(Data about app and page elements)

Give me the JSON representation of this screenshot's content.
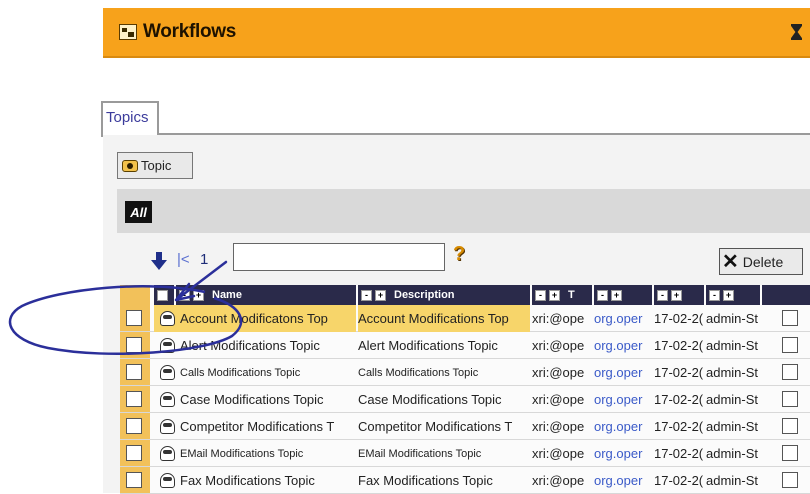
{
  "window": {
    "title": "Workflows",
    "icon": "workflow-icon",
    "status_icon": "hourglass-icon"
  },
  "tabs": [
    {
      "label": "Topics",
      "active": true
    }
  ],
  "toolbar": {
    "topic_button": "Topic",
    "all_button": "All",
    "delete_button": "Delete"
  },
  "pagination": {
    "current_page": "1",
    "input_value": ""
  },
  "columns": [
    {
      "label": "Name"
    },
    {
      "label": "Description"
    },
    {
      "label": "T"
    },
    {
      "label": ""
    },
    {
      "label": ""
    },
    {
      "label": ""
    }
  ],
  "rows": [
    {
      "name": "Account Modificatons Top",
      "description": "Account Modifications Top",
      "col3": "xri:@ope",
      "col4": "org.oper",
      "col5": "17-02-2(",
      "col6": "admin-St"
    },
    {
      "name": "Alert Modifications Topic",
      "description": "Alert Modifications Topic",
      "col3": "xri:@ope",
      "col4": "org.oper",
      "col5": "17-02-2(",
      "col6": "admin-St"
    },
    {
      "name": "Calls Modifications Topic",
      "description": "Calls Modifications Topic",
      "col3": "xri:@ope",
      "col4": "org.oper",
      "col5": "17-02-2(",
      "col6": "admin-St"
    },
    {
      "name": "Case Modifications Topic",
      "description": "Case Modifications Topic",
      "col3": "xri:@ope",
      "col4": "org.oper",
      "col5": "17-02-2(",
      "col6": "admin-St"
    },
    {
      "name": "Competitor Modifications T",
      "description": "Competitor Modifications T",
      "col3": "xri:@ope",
      "col4": "org.oper",
      "col5": "17-02-2(",
      "col6": "admin-St"
    },
    {
      "name": "EMail Modifications Topic",
      "description": "EMail Modifications Topic",
      "col3": "xri:@ope",
      "col4": "org.oper",
      "col5": "17-02-2(",
      "col6": "admin-St"
    },
    {
      "name": "Fax Modifications Topic",
      "description": "Fax Modifications Topic",
      "col3": "xri:@ope",
      "col4": "org.oper",
      "col5": "17-02-2(",
      "col6": "admin-St"
    }
  ],
  "colors": {
    "accent": "#f7a21b",
    "header": "#2a2a4a",
    "annotation": "#2b2f9a"
  }
}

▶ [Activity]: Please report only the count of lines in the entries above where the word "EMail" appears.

▶ [Solution]: 2